**Assigned task:** Your answer should be every line with the word "view", copied from the data below.

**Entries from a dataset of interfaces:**
━━━━━━━━━━
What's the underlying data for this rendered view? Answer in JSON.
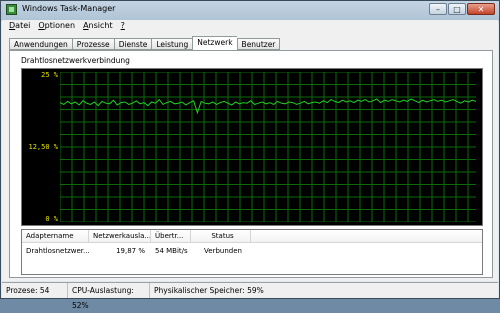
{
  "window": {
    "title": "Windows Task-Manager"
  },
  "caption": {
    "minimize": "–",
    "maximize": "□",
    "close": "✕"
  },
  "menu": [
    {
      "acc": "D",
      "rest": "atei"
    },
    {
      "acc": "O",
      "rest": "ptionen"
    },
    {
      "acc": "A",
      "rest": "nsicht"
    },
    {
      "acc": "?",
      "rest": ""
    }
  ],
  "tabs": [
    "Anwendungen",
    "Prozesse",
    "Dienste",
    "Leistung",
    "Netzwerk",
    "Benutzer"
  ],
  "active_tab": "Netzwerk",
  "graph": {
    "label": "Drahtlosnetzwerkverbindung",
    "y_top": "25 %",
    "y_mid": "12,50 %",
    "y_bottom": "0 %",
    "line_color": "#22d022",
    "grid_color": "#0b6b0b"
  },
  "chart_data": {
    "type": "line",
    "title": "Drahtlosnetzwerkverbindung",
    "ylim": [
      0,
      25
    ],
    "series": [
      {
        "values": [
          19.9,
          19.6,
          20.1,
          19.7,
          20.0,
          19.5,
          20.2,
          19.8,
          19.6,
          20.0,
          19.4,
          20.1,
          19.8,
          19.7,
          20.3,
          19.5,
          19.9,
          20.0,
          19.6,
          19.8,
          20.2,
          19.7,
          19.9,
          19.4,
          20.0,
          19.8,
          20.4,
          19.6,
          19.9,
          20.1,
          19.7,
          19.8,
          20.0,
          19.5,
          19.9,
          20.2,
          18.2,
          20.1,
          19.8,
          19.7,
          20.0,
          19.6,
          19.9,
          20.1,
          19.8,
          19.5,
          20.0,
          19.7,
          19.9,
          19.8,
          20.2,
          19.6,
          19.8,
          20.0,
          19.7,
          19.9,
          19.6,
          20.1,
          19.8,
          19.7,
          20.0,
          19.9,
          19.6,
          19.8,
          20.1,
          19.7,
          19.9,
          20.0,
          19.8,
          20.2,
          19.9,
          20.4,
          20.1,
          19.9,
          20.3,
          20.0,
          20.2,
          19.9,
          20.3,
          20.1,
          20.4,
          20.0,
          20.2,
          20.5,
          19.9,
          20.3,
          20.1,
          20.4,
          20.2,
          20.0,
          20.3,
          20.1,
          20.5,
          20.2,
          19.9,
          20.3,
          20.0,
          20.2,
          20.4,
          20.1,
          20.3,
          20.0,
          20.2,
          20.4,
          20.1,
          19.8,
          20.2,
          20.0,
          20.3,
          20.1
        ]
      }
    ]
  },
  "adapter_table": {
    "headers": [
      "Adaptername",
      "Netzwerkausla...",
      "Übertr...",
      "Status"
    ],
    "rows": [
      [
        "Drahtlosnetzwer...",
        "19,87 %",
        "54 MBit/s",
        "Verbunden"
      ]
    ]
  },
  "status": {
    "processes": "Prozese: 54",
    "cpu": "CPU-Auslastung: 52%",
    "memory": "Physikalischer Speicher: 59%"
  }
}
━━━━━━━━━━
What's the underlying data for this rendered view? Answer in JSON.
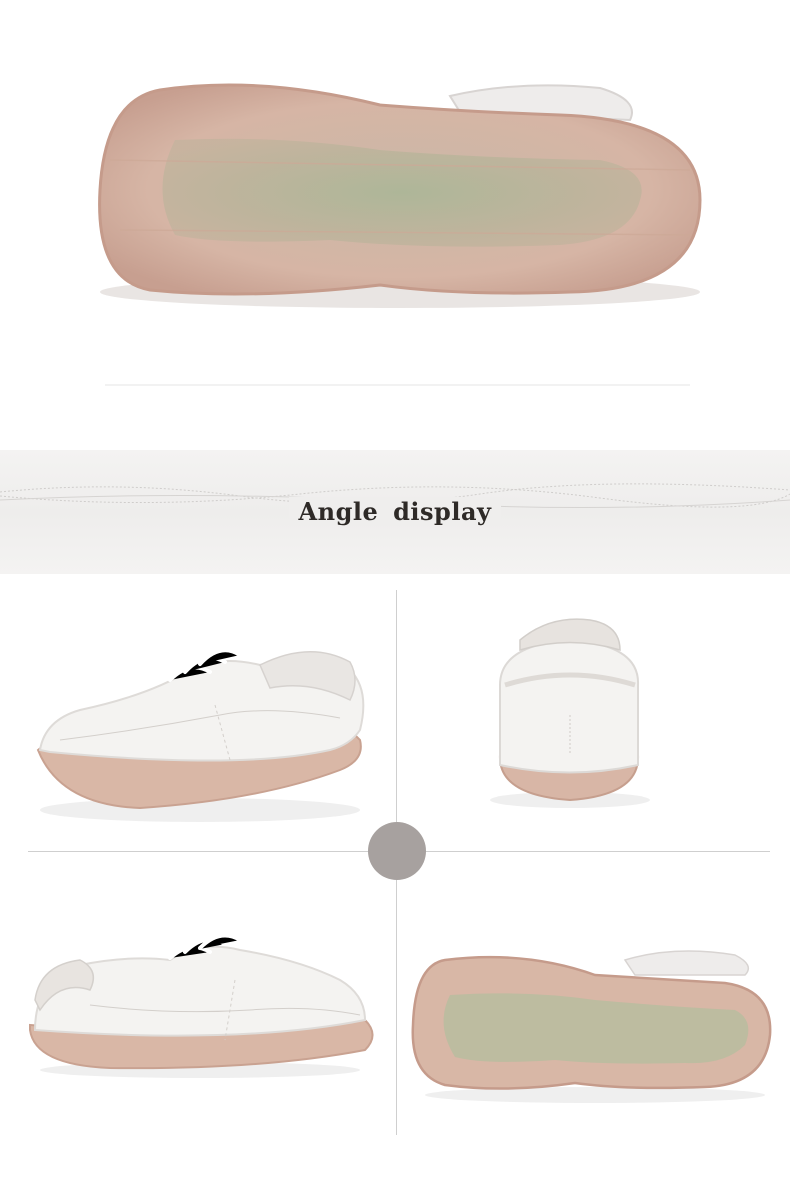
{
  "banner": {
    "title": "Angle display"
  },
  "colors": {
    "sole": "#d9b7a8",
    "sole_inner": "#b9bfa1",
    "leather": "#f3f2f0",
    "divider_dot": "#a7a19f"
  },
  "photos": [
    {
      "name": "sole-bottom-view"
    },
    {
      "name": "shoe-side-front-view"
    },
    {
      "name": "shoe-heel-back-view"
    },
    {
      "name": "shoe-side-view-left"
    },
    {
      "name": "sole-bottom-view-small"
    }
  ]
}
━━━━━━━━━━
**Written solution:**
What's the underlying data for this rendered view? Answer in JSON.
What's the underlying data for this rendered view? Answer in JSON.
      "name": "sole-bottom-view"
      "name": "shoe-side-front-view"
      "name": "shoe-heel-back-view"
      "name": "shoe-side-view-left"
      "name": "sole-bottom-view-small"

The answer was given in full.